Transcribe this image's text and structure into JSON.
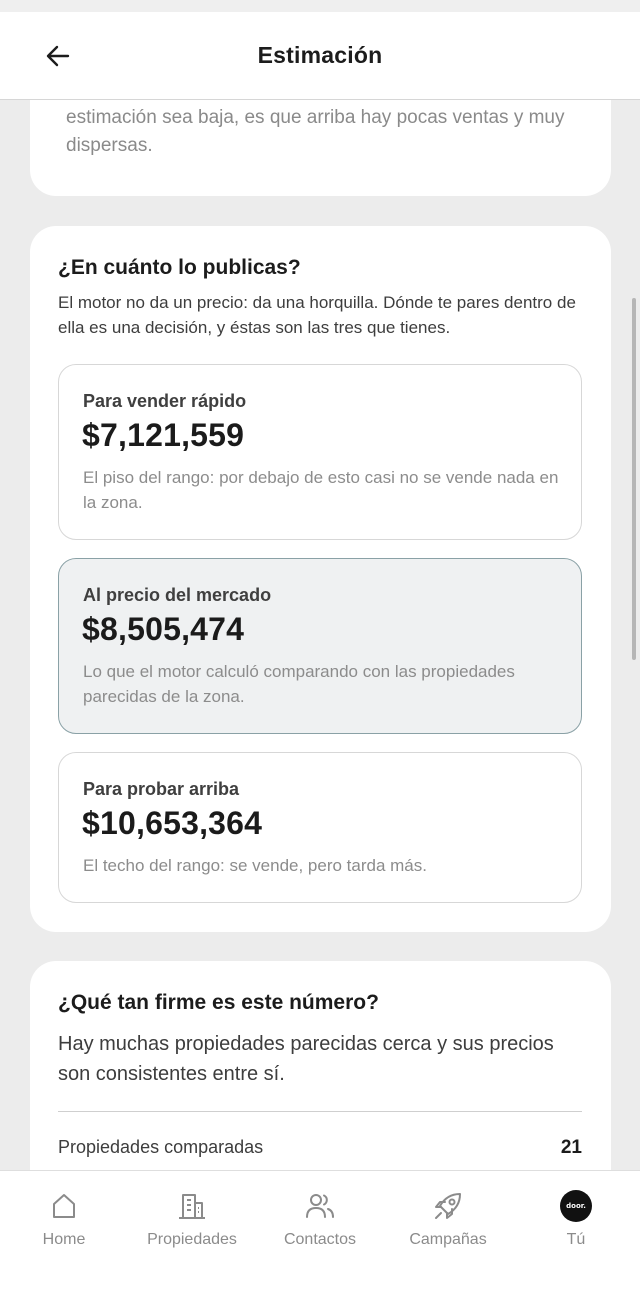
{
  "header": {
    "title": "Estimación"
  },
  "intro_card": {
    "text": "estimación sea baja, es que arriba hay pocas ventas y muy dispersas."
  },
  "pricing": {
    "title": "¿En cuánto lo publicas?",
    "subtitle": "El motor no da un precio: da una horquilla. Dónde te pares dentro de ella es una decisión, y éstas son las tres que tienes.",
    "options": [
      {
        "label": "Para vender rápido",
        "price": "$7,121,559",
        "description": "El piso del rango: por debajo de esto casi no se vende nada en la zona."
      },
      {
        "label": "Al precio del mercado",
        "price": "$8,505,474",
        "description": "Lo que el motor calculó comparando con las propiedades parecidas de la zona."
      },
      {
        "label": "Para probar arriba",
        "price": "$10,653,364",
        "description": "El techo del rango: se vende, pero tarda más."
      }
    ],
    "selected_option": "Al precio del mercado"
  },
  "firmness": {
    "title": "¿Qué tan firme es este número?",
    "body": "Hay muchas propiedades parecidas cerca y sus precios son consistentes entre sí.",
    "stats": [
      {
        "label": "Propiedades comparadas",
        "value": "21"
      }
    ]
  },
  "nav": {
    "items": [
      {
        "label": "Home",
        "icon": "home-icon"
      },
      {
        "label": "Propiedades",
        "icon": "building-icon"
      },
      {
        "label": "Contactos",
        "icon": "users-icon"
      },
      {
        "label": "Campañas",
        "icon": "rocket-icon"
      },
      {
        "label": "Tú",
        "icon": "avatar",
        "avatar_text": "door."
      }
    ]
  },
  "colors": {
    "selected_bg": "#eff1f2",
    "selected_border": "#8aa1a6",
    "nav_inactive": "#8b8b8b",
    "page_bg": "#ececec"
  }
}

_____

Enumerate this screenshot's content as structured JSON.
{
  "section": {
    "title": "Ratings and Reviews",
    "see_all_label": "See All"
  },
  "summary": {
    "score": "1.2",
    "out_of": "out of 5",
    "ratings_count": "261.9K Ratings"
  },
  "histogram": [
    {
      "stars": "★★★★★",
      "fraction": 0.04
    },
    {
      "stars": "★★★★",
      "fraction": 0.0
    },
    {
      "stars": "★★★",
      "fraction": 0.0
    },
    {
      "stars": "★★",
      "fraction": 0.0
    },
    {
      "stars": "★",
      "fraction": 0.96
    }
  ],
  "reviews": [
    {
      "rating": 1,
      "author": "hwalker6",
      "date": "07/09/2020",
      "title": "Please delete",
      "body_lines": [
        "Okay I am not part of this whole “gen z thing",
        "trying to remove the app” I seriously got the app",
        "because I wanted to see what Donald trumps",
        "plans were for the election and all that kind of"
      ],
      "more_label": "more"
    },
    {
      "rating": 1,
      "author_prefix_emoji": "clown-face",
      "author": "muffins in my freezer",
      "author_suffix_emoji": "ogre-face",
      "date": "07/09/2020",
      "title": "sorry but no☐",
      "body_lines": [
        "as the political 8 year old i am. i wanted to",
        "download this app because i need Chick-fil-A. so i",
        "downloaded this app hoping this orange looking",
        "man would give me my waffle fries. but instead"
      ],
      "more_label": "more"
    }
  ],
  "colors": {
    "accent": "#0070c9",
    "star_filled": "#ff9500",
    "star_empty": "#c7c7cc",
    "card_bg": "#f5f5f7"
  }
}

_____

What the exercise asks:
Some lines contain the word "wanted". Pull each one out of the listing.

Exercise output:
        "because I wanted to see what Donald trumps",
        "as the political 8 year old i am. i wanted to",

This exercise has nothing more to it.